Perhaps Stephen’s martyrdom was the critical turning point for Saul. Nevertheless, he continued “making havoc of the Church”, and even asked the high priest for letters of introduction to Damascus, so that he might bring back members of the Jesus cult as prisoners to Jerusalem.
St Luke records (Acts 9) that, as this zealot approached Damascus in 33 or 34 AD, “a light from heaven shone suddenly about him. He fell to the ground and heard a voice saying to him: ‘Saul, Saul, why dost thou persecute me?’ He asked: ‘Who art thou, Lord?’ The reply came: ‘I am Jesus, whom Saul persecutes. It is hard for thee to kick against the pricks.’”
Struck blind, Saul was led by his companions into Damascus, where after three days a disciple named Ananias restored his sight. When he preached in the synagogue that Jesus was the son of God, the Jews plotted against his life. He escaped to Jerusalem, where the followers of Jesus were hardly less suspicious of their former persecutor.
In his Epistle to the Galatians (c AD 55), Paul gives a different and decidedly less dramatic account of his conversion: “God saw fit to make his Son known in me, so that I could preach his gospel among the Gentiles. My first thought was not to hold any consultations with any human creature. I did not go up to Jerusalem to see those who had been apostles longer than myself; no, I went off into Arabia, and returned again to Damascus.”
Paul goes on to explain that it was not until three years after his conversion that he re-entered Jerusalem and visited Peter. Moreover, some further eight years passed before, in 43 or 44, Barnabas sought out Paul at Tarsus and brought him to Antioch. Two years later, the missionary journeys began.

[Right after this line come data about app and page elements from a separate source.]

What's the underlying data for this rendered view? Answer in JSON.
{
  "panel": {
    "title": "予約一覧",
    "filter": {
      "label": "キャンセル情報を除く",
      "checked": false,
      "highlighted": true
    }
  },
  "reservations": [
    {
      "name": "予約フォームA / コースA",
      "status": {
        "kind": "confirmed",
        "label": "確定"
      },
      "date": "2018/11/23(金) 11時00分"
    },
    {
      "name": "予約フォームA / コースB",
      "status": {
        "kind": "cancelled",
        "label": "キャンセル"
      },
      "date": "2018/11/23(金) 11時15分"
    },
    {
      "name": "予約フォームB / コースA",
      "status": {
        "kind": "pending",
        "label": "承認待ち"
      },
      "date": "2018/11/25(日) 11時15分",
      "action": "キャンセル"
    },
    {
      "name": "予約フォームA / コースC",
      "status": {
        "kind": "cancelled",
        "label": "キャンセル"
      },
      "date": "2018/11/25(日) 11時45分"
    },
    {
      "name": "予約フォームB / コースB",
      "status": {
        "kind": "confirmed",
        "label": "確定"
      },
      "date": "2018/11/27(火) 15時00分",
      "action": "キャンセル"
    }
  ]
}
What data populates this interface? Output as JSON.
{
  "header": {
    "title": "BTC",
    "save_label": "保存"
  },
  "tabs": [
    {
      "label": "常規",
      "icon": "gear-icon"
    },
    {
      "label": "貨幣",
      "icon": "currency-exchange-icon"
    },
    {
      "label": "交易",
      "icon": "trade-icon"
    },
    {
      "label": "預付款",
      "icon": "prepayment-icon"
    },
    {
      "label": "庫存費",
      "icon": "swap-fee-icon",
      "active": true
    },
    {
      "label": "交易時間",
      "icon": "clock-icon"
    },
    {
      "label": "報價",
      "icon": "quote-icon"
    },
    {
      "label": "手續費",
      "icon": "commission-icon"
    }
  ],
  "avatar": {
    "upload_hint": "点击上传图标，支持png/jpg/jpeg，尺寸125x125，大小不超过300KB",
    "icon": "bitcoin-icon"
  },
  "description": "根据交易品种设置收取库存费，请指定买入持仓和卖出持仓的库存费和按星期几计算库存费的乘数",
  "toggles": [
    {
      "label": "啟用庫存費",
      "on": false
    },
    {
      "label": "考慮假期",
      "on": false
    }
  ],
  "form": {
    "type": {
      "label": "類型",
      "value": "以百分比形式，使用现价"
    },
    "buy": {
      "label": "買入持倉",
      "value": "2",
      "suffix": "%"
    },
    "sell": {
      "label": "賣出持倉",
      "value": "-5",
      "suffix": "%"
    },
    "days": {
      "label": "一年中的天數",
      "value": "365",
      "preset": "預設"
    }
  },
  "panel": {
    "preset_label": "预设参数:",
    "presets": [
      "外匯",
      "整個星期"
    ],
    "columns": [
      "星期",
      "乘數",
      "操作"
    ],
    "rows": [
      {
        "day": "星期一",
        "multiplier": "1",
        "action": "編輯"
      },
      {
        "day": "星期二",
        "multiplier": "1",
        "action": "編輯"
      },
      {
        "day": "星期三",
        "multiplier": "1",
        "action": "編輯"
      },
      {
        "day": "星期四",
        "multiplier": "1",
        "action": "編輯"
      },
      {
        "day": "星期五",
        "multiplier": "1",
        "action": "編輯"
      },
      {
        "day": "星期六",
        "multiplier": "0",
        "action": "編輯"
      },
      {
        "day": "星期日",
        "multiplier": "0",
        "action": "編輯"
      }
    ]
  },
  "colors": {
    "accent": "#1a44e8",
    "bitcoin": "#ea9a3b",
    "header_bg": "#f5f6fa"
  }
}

Since Paul is sometimes regarded almost as an independent founder of Christianity, it is important to emphasise that both Acts and St Paul himself present his conversion as a revelation of the risen Christ. The vision inspired the rest of his life. “If Christ is not risen,” Paul would tell the Corinthians, “then our preaching is groundless, and your faith, too, is groundless.”